**Exercise objective**
Say how many lines in this listing include the word "ARGO", with no other words in the reply.

:: Entries shown ::

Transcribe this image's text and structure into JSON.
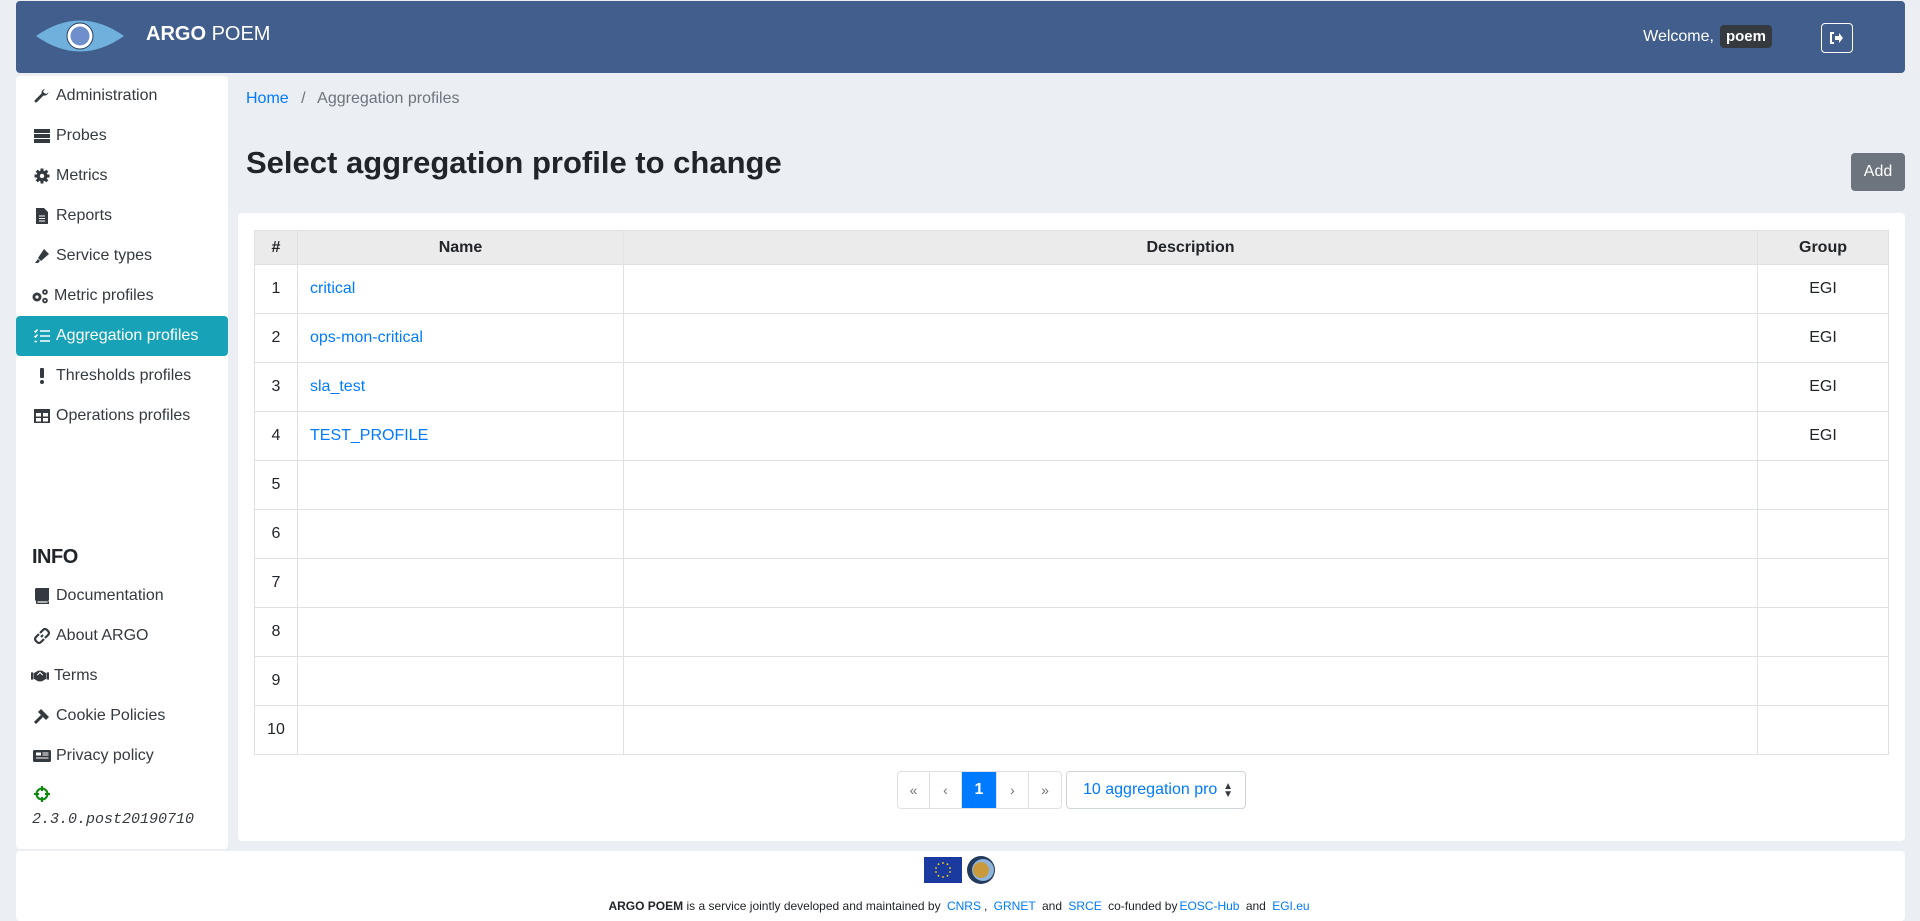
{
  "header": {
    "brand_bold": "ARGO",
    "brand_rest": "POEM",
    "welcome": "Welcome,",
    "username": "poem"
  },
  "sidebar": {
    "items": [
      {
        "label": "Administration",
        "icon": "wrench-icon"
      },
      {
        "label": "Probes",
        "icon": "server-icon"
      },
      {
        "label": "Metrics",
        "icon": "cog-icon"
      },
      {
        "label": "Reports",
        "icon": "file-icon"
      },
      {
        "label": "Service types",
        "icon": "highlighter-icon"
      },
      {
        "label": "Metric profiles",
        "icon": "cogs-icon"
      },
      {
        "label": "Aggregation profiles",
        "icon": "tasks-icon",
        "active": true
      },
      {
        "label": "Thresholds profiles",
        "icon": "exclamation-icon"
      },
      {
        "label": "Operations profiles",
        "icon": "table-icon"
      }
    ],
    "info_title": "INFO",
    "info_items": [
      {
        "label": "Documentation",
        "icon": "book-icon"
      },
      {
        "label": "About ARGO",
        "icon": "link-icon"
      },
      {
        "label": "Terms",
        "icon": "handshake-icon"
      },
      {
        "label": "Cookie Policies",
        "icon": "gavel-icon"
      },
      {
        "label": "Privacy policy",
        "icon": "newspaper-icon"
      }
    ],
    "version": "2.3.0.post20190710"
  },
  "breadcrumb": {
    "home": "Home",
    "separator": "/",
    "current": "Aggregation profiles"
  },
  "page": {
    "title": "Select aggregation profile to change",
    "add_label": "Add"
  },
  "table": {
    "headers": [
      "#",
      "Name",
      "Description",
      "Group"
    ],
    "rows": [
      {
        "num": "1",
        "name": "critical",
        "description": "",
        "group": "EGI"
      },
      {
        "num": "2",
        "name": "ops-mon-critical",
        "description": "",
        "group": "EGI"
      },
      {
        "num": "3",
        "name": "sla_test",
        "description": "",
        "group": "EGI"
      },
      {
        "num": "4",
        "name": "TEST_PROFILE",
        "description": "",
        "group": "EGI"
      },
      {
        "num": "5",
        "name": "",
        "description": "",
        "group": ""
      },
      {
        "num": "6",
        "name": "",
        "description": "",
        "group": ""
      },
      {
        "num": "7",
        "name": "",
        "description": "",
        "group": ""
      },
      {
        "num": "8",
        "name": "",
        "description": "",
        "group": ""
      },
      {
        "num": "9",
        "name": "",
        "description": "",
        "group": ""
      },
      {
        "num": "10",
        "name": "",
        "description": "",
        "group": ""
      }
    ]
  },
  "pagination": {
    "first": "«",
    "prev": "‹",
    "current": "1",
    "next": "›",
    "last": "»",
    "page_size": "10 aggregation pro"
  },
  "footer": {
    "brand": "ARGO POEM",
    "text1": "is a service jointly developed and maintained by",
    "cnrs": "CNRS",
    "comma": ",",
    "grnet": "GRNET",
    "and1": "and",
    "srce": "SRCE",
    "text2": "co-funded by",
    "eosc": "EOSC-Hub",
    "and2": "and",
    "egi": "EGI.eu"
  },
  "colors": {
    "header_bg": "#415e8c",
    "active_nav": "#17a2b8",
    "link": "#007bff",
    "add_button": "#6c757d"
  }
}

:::
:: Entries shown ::

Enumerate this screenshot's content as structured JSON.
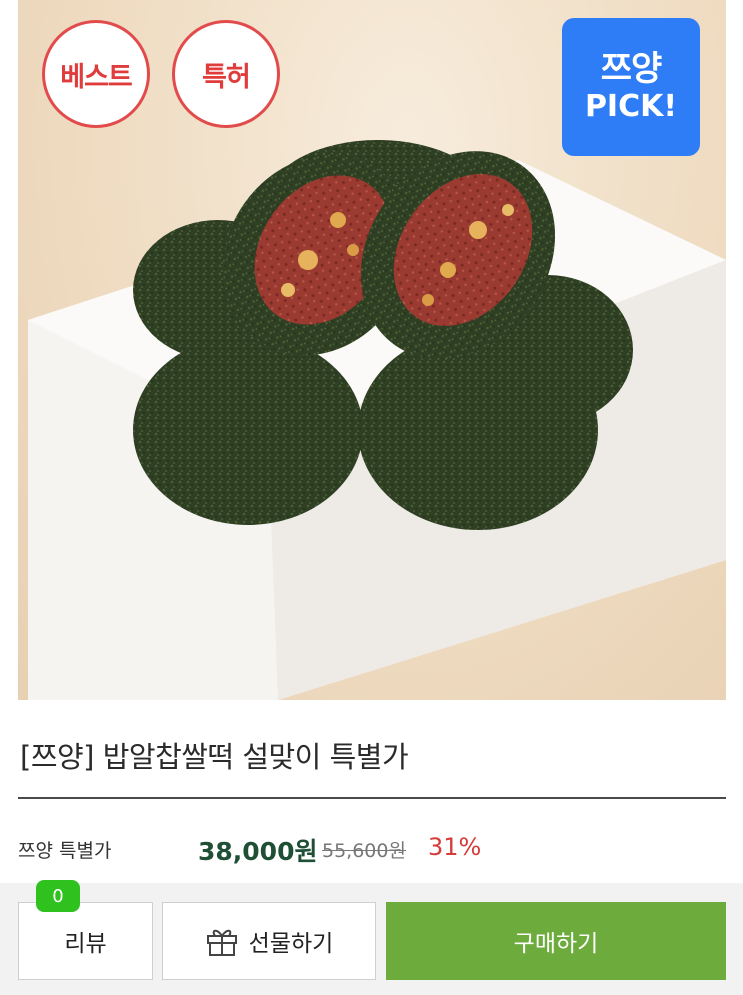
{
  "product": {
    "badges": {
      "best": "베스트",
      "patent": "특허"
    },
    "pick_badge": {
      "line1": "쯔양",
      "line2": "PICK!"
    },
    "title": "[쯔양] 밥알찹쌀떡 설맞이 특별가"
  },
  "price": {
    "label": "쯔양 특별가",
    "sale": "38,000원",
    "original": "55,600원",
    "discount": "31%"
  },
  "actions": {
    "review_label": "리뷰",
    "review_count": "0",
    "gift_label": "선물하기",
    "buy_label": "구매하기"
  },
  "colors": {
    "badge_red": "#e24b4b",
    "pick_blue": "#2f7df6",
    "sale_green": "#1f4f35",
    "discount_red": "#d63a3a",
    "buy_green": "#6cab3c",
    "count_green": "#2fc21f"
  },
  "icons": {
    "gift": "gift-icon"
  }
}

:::

**Answer box**
3